Next, he showed that human monoclonal antibodies were identified from the antibody library established from these individuals and were evaluated in vivo and in vitro. He described this mouse and human hybridoma library approach has significant advantages over other methods. He concluded the presentation with the emphases on this novel procedure allowing development of rapid diagnostic assays for bacterial infections which can differentiate between infection and colonialization.

In Vivo Antigen Discoveries Translated into Development of Therapeutic Human Antibodies for Treatment of Microbial Infections by Dr. Janos Luka


Next, we had Annamarie Saarinen, Co-founder and CEO of Bloom Standard as the 5th speaker of the session. Annamarie first talked about Bloom Standard and their products. She mentioned that small, nimble early-stage innovators are tackling unmet needs in underserved clinical ecosystems including pediatrics and rare diseases. She affirmed these teams are often multidisciplinary and they focused on how best to integrate with public health priorities, clinical infrastructure, referral patterns, and accessible treatments/therapies. She acknowledged this approach that it creates a “medtech stack”, from screening to diagnostics to patient flow and precision pharma and biotech therapies, which can best serve patients and those treating them throughout the care continuum.

How Startups are Accelerating Diagnostic + Therapeutic MedTech Stack by Annamarie Saarinen


Lastly, Gerald Commissiong, CEO of Todos Medical, introduced main functions of Todos Medical Ltd. He stated that Todos Medical is a developer and distributor of medical diagnostics addressing cancers, Alzheimer’s Disease and viruses. He also shared thoughts on how Todos Medical acts as a provider of Covid-19 testing supplies and automation solutions. In addition, he pointed out that Todos Medical is also a developer and distributor of immune support products and antivirals that target the inhibition of 3CL protease for the treatment of Covid-19. He concluded the talk with the idea of combining Covid-19 CLIA-CAP testing and diagnostic reagent sales as one stop shop for comprehensive COVID-19 testing solution.

Todos Medical Covid Antiviral and Cancer Diagnostics by Gerald Commissiong


Group photo of session J speakers and moderators

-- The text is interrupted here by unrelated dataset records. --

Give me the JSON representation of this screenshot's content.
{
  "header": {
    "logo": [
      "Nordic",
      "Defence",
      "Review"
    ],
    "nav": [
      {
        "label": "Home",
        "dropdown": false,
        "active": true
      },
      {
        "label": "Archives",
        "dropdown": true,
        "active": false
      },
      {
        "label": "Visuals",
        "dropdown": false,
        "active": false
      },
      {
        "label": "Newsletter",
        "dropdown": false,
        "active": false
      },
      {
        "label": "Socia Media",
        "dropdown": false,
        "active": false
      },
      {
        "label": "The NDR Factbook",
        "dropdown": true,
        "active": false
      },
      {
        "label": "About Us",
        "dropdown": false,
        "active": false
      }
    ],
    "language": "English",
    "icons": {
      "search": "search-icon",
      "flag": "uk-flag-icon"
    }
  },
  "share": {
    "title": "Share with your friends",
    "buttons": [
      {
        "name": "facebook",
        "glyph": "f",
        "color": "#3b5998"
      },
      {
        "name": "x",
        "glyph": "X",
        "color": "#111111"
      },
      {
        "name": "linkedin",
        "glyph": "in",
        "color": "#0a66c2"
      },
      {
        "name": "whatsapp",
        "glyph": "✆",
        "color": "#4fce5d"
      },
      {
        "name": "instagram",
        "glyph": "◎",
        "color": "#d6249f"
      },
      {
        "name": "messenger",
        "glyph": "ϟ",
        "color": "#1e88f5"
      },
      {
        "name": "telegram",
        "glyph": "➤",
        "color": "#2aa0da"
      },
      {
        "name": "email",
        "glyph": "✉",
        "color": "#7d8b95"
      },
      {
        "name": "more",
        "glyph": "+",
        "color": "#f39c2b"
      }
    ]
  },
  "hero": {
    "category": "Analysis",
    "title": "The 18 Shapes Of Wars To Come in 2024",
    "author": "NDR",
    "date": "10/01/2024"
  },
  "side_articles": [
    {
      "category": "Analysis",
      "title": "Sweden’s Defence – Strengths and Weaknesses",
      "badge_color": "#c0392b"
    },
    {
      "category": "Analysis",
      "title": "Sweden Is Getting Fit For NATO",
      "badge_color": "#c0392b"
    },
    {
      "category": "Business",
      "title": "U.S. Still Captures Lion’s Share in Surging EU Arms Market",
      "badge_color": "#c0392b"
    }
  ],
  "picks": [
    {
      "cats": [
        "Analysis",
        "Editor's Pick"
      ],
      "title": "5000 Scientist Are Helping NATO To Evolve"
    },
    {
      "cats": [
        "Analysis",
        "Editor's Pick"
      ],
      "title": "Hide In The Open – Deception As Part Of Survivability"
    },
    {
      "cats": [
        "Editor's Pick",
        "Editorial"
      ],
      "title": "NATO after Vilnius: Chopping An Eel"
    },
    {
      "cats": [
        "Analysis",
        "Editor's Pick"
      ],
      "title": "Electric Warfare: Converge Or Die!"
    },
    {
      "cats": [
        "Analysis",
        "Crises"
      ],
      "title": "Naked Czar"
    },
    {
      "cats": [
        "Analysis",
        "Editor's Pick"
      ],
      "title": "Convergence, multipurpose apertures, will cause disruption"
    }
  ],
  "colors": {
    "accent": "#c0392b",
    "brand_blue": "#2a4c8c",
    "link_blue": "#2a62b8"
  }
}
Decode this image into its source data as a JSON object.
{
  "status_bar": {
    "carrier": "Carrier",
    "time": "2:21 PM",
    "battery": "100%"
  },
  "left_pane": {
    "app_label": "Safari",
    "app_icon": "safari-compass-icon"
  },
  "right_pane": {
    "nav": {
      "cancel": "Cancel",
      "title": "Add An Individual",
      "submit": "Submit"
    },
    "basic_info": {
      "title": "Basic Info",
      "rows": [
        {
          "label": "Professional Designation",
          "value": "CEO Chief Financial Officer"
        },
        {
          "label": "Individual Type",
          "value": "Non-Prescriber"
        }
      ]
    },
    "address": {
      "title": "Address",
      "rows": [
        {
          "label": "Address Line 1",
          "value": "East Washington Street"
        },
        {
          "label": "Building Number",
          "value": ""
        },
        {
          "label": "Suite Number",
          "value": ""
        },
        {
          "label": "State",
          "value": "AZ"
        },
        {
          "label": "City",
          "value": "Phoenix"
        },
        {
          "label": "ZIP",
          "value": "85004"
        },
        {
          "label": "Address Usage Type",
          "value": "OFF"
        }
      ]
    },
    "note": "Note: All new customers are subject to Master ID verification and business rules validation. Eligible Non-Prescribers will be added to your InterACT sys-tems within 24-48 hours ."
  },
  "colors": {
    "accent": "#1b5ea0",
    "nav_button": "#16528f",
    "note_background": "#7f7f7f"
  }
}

Interactive Network Breakout Sessions


In addition to the impressive presentations and splendid panel discussions, SAPA also planned a series of interactive network breakout sessions to provide opportunities for the conference attendees to participate in conversations with the speakers and panelists. SAPA Annual Conference Organizing Committee concluded the successful two-day event and welcomed everyone to stay tuned to social media for more upcoming SAPA events.